Growing Your Business: Picking the right investment partner is a courtship

Venture investors think and talk a lot about the characteristics of entrepreneurs they look to back. We look at their backgrounds and psychological makeup — What functional roles have they had (general manager, vice president of marketing, chief technology officer)? What size company have they worked with (large corporate, mid-size, start-up)? Has the team worked in a sector that aligns with the current venture? Is the team complete? Are the individuals self-aware? Motivated? Psychologically stable? The team, it is said, matters most — bet on the jockey (the CEO), not the horse (product/market opportunity).

We do a lot of homework to understand our entrepreneurs. Countless hours spent in meetings, asking questions, listening to answers — what you say, what you don’t say and how you say what you do or don’t say. We talk to people who have worked for you and for whom you’ve worked. We ask them about your strengths and weaknesses, looking both to confirm your greatness and to uncover the part of your story you’re not telling us (it’s not that we think you’re a crook, just that we know that so long as you are in selling mode in an effort to convince us to fund you, we’re not likely to get the full story). Since everyone’s got some skeletons (negative traits, behaviors or stories), it’s incumbent upon us to be private investigators, going beyond the work you’ve done and getting under who you are as a person and what you’ll be like to work with, in good times and in bad.

Countless are the Dr. Jekylls who turn into Mr. Hyde — something we often discover only after we’ve invested. (By the way, it’s not that we expect you to be perfect — we know you’re imperfect. We just want to know how your dysfunction will manifest itself when plans are missed, cash is tight and the market isn’t beating a path to your door the way you’d planned.)

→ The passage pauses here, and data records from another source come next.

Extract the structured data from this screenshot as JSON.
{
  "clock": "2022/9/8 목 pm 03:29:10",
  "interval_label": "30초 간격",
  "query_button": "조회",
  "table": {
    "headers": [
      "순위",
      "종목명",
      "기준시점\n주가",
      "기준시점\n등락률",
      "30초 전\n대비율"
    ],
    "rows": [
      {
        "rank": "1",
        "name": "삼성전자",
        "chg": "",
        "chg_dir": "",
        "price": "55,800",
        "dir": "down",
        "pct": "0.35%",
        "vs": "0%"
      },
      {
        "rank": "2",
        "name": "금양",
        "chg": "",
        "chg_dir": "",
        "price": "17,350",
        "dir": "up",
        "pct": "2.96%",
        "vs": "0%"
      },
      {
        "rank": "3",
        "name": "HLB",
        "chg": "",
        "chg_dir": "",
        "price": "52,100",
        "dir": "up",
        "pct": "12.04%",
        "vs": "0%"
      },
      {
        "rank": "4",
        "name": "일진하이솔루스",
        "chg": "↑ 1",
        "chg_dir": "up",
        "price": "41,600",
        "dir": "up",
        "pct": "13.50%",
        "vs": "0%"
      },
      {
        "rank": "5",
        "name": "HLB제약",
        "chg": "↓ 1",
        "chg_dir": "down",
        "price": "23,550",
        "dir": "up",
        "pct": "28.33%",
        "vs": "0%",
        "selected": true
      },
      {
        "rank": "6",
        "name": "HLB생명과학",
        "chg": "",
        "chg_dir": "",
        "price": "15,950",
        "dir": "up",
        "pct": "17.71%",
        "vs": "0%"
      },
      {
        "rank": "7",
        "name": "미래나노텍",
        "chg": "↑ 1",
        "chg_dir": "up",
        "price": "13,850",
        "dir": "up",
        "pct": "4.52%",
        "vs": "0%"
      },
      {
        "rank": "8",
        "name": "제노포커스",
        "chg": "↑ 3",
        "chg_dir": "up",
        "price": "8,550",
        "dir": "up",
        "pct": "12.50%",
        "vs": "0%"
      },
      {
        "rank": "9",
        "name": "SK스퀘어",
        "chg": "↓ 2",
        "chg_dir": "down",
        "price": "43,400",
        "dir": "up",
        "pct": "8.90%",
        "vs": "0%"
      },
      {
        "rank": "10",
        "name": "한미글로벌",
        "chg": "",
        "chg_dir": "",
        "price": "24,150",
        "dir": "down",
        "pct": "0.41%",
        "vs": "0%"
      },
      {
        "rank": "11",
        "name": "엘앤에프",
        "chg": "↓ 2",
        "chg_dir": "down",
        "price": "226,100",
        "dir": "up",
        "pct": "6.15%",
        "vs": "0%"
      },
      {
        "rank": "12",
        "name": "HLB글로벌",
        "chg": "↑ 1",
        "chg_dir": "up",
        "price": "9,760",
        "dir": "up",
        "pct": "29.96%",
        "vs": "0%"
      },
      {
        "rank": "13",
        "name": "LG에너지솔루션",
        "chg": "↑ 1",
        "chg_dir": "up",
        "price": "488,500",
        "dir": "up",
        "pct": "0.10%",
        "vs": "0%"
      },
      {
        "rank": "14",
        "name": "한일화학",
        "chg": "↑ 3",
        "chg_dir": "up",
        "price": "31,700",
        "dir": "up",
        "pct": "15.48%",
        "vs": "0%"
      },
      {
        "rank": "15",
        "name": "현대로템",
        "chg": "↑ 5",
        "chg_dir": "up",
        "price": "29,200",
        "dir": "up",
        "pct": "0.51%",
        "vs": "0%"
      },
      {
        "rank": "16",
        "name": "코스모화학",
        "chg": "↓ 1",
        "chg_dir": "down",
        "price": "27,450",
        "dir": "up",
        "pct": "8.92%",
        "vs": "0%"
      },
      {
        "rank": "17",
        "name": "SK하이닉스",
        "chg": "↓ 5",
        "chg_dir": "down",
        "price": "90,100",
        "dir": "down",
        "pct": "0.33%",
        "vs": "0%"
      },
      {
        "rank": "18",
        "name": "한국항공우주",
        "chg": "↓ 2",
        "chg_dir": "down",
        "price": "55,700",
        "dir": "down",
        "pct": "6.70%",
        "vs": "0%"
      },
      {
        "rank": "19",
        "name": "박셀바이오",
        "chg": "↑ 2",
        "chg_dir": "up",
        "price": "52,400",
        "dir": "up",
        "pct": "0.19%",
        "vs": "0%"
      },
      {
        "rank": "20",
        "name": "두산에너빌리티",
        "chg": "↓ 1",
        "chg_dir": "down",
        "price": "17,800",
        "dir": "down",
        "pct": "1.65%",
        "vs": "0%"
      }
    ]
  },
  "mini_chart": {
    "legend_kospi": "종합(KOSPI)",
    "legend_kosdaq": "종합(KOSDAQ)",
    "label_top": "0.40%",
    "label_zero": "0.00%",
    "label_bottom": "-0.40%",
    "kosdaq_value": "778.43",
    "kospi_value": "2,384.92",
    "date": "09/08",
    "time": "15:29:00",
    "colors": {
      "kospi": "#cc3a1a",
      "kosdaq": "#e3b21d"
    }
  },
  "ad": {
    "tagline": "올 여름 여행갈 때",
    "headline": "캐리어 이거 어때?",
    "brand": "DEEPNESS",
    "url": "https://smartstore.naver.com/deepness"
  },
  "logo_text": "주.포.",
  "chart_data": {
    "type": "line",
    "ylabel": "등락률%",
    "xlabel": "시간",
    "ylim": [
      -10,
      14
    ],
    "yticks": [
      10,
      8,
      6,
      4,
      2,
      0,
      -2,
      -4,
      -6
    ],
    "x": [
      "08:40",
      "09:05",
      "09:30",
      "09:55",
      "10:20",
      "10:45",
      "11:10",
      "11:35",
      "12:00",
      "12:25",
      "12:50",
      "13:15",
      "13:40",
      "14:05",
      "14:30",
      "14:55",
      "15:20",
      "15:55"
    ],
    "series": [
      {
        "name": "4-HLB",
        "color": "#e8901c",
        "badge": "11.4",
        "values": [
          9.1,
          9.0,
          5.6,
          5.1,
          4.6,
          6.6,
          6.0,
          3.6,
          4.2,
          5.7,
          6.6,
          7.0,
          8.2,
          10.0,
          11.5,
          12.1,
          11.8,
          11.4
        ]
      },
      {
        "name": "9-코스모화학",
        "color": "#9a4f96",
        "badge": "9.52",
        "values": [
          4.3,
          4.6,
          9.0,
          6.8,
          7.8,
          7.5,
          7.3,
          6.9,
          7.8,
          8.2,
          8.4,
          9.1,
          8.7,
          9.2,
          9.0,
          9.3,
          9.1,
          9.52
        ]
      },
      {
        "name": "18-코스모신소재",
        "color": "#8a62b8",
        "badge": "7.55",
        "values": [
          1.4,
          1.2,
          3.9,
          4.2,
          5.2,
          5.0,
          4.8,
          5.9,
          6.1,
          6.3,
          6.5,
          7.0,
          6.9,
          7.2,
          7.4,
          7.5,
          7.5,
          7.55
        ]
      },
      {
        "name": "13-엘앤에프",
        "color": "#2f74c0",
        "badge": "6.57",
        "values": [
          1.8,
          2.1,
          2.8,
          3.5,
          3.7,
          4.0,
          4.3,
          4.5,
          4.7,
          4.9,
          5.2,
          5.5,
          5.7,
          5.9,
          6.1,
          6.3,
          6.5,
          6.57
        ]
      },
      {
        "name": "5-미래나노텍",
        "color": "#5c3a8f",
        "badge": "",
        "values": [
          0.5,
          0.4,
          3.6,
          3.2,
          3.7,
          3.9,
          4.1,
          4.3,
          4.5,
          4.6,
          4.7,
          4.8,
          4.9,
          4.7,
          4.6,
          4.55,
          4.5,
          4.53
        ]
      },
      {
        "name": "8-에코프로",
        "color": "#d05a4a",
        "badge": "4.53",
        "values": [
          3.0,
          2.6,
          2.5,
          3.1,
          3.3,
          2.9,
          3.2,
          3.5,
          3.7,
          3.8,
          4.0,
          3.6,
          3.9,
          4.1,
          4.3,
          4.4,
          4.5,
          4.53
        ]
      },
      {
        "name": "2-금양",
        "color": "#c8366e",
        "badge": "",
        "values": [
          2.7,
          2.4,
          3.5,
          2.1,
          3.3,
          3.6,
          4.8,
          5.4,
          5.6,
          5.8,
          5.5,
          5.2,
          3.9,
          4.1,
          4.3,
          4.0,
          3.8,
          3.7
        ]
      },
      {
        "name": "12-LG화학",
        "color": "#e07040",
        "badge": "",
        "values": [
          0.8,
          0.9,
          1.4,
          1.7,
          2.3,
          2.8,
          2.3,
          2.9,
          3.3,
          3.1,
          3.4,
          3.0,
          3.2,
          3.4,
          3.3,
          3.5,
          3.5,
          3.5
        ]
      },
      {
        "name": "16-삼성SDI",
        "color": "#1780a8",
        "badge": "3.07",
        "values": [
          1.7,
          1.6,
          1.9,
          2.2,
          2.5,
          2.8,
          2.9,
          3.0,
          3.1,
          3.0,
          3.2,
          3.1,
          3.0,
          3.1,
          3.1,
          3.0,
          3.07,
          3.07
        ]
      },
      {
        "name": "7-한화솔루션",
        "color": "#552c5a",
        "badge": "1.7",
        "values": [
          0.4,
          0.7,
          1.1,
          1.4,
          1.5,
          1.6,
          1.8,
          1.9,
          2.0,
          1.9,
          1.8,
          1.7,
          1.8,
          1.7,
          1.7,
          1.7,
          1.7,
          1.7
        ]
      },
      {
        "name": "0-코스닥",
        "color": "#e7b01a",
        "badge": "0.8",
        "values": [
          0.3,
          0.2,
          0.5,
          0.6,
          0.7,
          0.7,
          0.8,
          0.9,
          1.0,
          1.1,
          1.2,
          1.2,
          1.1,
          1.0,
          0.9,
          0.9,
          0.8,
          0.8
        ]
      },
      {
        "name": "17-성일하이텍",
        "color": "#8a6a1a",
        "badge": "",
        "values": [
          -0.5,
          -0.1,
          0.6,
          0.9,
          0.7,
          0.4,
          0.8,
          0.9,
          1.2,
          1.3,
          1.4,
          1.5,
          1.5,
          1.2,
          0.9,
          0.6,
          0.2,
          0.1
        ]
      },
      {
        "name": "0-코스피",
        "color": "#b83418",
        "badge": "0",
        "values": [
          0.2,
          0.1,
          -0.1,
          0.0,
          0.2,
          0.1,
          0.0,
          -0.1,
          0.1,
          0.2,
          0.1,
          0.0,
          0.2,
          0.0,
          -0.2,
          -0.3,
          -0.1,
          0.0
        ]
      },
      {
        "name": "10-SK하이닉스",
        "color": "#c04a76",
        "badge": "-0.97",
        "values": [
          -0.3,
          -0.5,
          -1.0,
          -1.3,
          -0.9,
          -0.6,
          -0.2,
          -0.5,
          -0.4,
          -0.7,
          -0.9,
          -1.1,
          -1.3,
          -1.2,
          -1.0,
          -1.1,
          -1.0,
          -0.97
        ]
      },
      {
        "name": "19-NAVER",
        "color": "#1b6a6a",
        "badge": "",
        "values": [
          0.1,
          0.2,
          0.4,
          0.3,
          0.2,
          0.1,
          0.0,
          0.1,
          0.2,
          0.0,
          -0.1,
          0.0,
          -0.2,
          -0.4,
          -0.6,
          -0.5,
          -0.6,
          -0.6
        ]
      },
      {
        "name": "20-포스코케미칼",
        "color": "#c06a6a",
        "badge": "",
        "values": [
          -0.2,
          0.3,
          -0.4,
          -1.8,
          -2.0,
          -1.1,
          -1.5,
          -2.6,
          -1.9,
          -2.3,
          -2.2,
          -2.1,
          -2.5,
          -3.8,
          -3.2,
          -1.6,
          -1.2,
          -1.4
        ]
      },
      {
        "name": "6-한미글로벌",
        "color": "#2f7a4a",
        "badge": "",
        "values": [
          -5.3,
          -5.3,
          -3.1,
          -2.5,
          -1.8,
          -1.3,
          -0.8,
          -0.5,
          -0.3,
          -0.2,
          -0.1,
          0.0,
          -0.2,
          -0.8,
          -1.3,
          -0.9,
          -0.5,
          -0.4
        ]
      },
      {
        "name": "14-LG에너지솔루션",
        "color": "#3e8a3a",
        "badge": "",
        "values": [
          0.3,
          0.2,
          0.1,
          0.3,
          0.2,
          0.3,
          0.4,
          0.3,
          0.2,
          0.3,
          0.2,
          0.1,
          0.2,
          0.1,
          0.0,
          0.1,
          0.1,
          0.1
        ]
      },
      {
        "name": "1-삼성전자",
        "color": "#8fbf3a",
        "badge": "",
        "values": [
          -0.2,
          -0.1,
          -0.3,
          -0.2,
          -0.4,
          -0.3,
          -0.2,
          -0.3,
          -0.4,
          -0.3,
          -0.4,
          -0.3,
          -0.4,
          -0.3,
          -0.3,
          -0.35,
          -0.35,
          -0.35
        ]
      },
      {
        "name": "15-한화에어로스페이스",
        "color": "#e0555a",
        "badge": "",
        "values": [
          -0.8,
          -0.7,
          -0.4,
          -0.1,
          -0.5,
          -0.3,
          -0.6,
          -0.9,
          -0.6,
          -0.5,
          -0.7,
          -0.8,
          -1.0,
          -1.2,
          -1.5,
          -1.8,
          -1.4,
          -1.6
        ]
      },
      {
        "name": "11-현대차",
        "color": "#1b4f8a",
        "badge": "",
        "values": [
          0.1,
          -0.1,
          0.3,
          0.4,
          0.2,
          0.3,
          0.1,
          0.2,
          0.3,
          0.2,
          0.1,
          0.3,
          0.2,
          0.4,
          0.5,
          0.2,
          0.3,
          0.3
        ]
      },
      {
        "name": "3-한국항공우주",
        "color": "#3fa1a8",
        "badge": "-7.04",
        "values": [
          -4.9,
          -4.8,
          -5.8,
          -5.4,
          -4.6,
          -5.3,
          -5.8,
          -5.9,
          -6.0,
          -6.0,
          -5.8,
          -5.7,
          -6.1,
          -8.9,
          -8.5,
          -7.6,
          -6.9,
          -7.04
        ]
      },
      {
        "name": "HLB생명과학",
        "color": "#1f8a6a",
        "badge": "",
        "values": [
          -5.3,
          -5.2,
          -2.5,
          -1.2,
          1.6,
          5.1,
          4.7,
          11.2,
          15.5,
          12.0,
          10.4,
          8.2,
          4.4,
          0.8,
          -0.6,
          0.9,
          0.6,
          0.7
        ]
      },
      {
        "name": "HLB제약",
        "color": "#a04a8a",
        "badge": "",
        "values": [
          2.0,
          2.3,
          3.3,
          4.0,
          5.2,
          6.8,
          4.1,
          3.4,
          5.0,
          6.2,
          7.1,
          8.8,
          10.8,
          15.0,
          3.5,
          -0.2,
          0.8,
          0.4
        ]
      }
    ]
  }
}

Time and energy

Entrepreneurs need to go through the same process, provided that they’ve got attractive enough an opportunity to have choices among prospective investors. To start, you want to ask yourself whether you want an active or a passive investment partner.

Passive may sound attractive (“just give me the money and go away until I’m ready to exit”), but you ought to think hard about what you miss by taking a passive investor. Good active investors will open their Rolodex to help you get customers, employees and partners. A good active partner will bring operational and venture experience that may help you dodge value-diminishing decisions. A good active partner will serve as a strategic sounding board for you. Running a company can feel very solitary even if you have lots of people around you. Having an informed partner there to listen and counsel can help you weather the storms that every fast-growing company goes through.

So what do you look for in a value-added partner? Here are some questions to ask yourself:

• What operational background informs your investors’ experience — what functional roles did they have, what size of company did they work with, what sort of industry/sector experience do they have? A fund is more than just one partner’s background, so look to the full partnership as a potential resource for you and your company.

• Who are the other partners in the fund and what backgrounds and relationships can they offer you? Here’s a dirty little VC secret: It is not that uncommon to see the deal done with one partner, only to see responsibility for that deal handed off at a later stage to another partner or junior staffer — who you may know less well and have less comfort with — at a later date. Find out whether they have such plans or have done this in the past.

• Beyond experience, what sort of individual personality are you dealing with? Venture investors have been known to possess a strong sense of self (e.g. a big ego). If justified by performance, a strong ego need not be a negative. But if the ego is masking insecurity, then you’re likely to have some interesting (i.e. painful) moments. While it’s not easy or straightforward to assess insecurity, developing a strong capacity to judge emotional and social intelligence is a skill that will serve you well in respect of judging your partners and in recruiting your team. (See “On the Lookout for Multiple Intelligence,” Oct. 26-Nov. 8 New Hampshire Business Review for more on this.)

The message here is that the evaluation process is a two-way street. Sure, the VCs have the upper hand in that they have capital and relationships that you may need. But, provided you have choices, it’s critical for you to spend time and energy to pick a partner that you’ll be wedded to for the next five years. A longer courtship is far better than a quick marriage, which like most quick marriages can lead to a messy divorce.

Michael Gurau is managing general partner of Clear Venture Partners, a $50 million fund-in-formation focusing on New England. You can reach him at